**Work request**
All records should be written out again exactly.

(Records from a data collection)
:::

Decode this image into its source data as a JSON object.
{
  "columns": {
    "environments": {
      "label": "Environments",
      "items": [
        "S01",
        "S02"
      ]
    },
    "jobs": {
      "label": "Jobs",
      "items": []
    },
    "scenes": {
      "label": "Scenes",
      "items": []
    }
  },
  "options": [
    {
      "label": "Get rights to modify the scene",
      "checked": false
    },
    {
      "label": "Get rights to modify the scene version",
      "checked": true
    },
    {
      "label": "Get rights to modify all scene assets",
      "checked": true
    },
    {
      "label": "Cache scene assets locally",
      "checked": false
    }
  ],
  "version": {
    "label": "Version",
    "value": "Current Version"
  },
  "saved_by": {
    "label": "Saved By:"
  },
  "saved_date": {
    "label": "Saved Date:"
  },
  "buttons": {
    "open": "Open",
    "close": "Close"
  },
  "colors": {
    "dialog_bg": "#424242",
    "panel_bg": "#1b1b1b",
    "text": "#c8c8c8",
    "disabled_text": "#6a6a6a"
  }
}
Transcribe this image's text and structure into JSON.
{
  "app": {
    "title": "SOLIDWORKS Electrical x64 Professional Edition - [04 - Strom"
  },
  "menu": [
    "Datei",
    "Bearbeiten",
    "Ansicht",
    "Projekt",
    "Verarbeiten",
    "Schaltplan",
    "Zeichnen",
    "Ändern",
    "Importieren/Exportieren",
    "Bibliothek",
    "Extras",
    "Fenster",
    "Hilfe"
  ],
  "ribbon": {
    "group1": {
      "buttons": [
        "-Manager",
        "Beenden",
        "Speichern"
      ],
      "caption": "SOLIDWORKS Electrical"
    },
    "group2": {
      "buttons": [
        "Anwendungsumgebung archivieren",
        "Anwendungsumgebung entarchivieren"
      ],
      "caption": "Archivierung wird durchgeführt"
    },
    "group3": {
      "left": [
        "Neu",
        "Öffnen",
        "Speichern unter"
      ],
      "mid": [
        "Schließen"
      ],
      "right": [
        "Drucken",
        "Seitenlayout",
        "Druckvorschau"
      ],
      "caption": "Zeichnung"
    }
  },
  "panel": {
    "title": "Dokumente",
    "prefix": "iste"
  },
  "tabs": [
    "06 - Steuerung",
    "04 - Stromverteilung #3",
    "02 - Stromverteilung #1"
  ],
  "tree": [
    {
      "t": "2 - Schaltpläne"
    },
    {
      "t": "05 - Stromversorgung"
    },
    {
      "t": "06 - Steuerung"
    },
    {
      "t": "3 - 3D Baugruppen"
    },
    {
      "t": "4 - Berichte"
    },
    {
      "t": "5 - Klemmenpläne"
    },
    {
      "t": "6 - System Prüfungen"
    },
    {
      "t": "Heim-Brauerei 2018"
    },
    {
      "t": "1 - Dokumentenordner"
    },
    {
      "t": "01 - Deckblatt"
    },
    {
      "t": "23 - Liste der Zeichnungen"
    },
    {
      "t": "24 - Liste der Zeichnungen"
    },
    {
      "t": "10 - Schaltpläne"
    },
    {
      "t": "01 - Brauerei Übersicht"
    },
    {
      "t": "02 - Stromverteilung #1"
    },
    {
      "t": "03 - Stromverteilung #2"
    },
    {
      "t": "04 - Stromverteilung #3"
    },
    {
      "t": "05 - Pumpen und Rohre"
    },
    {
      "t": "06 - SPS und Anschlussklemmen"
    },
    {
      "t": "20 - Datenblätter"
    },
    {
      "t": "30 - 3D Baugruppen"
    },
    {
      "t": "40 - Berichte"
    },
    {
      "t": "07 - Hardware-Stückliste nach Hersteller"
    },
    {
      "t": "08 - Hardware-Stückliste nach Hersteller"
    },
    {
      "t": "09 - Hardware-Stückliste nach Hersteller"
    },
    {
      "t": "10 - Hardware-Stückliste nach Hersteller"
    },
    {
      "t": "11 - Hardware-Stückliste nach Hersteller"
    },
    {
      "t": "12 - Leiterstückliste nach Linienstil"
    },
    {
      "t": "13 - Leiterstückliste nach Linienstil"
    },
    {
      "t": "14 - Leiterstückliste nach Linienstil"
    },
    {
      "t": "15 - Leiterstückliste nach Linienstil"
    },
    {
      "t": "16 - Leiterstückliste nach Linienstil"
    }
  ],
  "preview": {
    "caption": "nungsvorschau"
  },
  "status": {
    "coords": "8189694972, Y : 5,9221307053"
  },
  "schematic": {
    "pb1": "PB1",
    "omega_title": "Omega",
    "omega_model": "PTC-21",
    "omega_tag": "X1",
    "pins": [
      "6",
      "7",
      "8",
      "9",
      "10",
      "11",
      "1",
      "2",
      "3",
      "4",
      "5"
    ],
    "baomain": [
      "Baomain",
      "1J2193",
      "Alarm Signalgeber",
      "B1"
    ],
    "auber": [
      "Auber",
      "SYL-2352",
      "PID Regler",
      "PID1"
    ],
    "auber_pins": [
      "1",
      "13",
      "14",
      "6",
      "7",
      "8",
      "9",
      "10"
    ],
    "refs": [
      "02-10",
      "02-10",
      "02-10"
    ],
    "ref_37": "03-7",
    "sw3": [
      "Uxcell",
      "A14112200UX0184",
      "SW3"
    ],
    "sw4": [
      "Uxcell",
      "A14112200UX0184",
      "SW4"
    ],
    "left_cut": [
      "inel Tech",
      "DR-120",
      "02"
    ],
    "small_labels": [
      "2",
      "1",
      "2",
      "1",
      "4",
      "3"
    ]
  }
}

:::

**Result of the task**
Decode this image into its source data as a JSON object.
{
  "columns": {
    "environments": {
      "label": "Environments",
      "items": [
        "S01",
        "S02"
      ]
    },
    "jobs": {
      "label": "Jobs",
      "items": []
    },
    "scenes": {
      "label": "Scenes",
      "items": []
    }
  },
  "options": [
    {
      "label": "Get rights to modify the scene",
      "checked": false
    },
    {
      "label": "Get rights to modify the scene version",
      "checked": true
    },
    {
      "label": "Get rights to modify all scene assets",
      "checked": true
    },
    {
      "label": "Cache scene assets locally",
      "checked": false
    }
  ],
  "version": {
    "label": "Version",
    "value": "Current Version"
  },
  "saved_by": {
    "label": "Saved By:"
  },
  "saved_date": {
    "label": "Saved Date:"
  },
  "buttons": {
    "open": "Open",
    "close": "Close"
  },
  "colors": {
    "dialog_bg": "#424242",
    "panel_bg": "#1b1b1b",
    "text": "#c8c8c8",
    "disabled_text": "#6a6a6a"
  }
}
Transcribe this image's text and structure into JSON.
{
  "app": {
    "title": "SOLIDWORKS Electrical x64 Professional Edition - [04 - Strom"
  },
  "menu": [
    "Datei",
    "Bearbeiten",
    "Ansicht",
    "Projekt",
    "Verarbeiten",
    "Schaltplan",
    "Zeichnen",
    "Ändern",
    "Importieren/Exportieren",
    "Bibliothek",
    "Extras",
    "Fenster",
    "Hilfe"
  ],
  "ribbon": {
    "group1": {
      "buttons": [
        "-Manager",
        "Beenden",
        "Speichern"
      ],
      "caption": "SOLIDWORKS Electrical"
    },
    "group2": {
      "buttons": [
        "Anwendungsumgebung archivieren",
        "Anwendungsumgebung entarchivieren"
      ],
      "caption": "Archivierung wird durchgeführt"
    },
    "group3": {
      "left": [
        "Neu",
        "Öffnen",
        "Speichern unter"
      ],
      "mid": [
        "Schließen"
      ],
      "right": [
        "Drucken",
        "Seitenlayout",
        "Druckvorschau"
      ],
      "caption": "Zeichnung"
    }
  },
  "panel": {
    "title": "Dokumente",
    "prefix": "iste"
  },
  "tabs": [
    "06 - Steuerung",
    "04 - Stromverteilung #3",
    "02 - Stromverteilung #1"
  ],
  "tree": [
    {
      "t": "2 - Schaltpläne"
    },
    {
      "t": "05 - Stromversorgung"
    },
    {
      "t": "06 - Steuerung"
    },
    {
      "t": "3 - 3D Baugruppen"
    },
    {
      "t": "4 - Berichte"
    },
    {
      "t": "5 - Klemmenpläne"
    },
    {
      "t": "6 - System Prüfungen"
    },
    {
      "t": "Heim-Brauerei 2018"
    },
    {
      "t": "1 - Dokumentenordner"
    },
    {
      "t": "01 - Deckblatt"
    },
    {
      "t": "23 - Liste der Zeichnungen"
    },
    {
      "t": "24 - Liste der Zeichnungen"
    },
    {
      "t": "10 - Schaltpläne"
    },
    {
      "t": "01 - Brauerei Übersicht"
    },
    {
      "t": "02 - Stromverteilung #1"
    },
    {
      "t": "03 - Stromverteilung #2"
    },
    {
      "t": "04 - Stromverteilung #3"
    },
    {
      "t": "05 - Pumpen und Rohre"
    },
    {
      "t": "06 - SPS und Anschlussklemmen"
    },
    {
      "t": "20 - Datenblätter"
    },
    {
      "t": "30 - 3D Baugruppen"
    },
    {
      "t": "40 - Berichte"
    },
    {
      "t": "07 - Hardware-Stückliste nach Hersteller"
    },
    {
      "t": "08 - Hardware-Stückliste nach Hersteller"
    },
    {
      "t": "09 - Hardware-Stückliste nach Hersteller"
    },
    {
      "t": "10 - Hardware-Stückliste nach Hersteller"
    },
    {
      "t": "11 - Hardware-Stückliste nach Hersteller"
    },
    {
      "t": "12 - Leiterstückliste nach Linienstil"
    },
    {
      "t": "13 - Leiterstückliste nach Linienstil"
    },
    {
      "t": "14 - Leiterstückliste nach Linienstil"
    },
    {
      "t": "15 - Leiterstückliste nach Linienstil"
    },
    {
      "t": "16 - Leiterstückliste nach Linienstil"
    }
  ],
  "preview": {
    "caption": "nungsvorschau"
  },
  "status": {
    "coords": "8189694972, Y : 5,9221307053"
  },
  "schematic": {
    "pb1": "PB1",
    "omega_title": "Omega",
    "omega_model": "PTC-21",
    "omega_tag": "X1",
    "pins": [
      "6",
      "7",
      "8",
      "9",
      "10",
      "11",
      "1",
      "2",
      "3",
      "4",
      "5"
    ],
    "baomain": [
      "Baomain",
      "1J2193",
      "Alarm Signalgeber",
      "B1"
    ],
    "auber": [
      "Auber",
      "SYL-2352",
      "PID Regler",
      "PID1"
    ],
    "auber_pins": [
      "1",
      "13",
      "14",
      "6",
      "7",
      "8",
      "9",
      "10"
    ],
    "refs": [
      "02-10",
      "02-10",
      "02-10"
    ],
    "ref_37": "03-7",
    "sw3": [
      "Uxcell",
      "A14112200UX0184",
      "SW3"
    ],
    "sw4": [
      "Uxcell",
      "A14112200UX0184",
      "SW4"
    ],
    "left_cut": [
      "inel Tech",
      "DR-120",
      "02"
    ],
    "small_labels": [
      "2",
      "1",
      "2",
      "1",
      "4",
      "3"
    ]
  }
}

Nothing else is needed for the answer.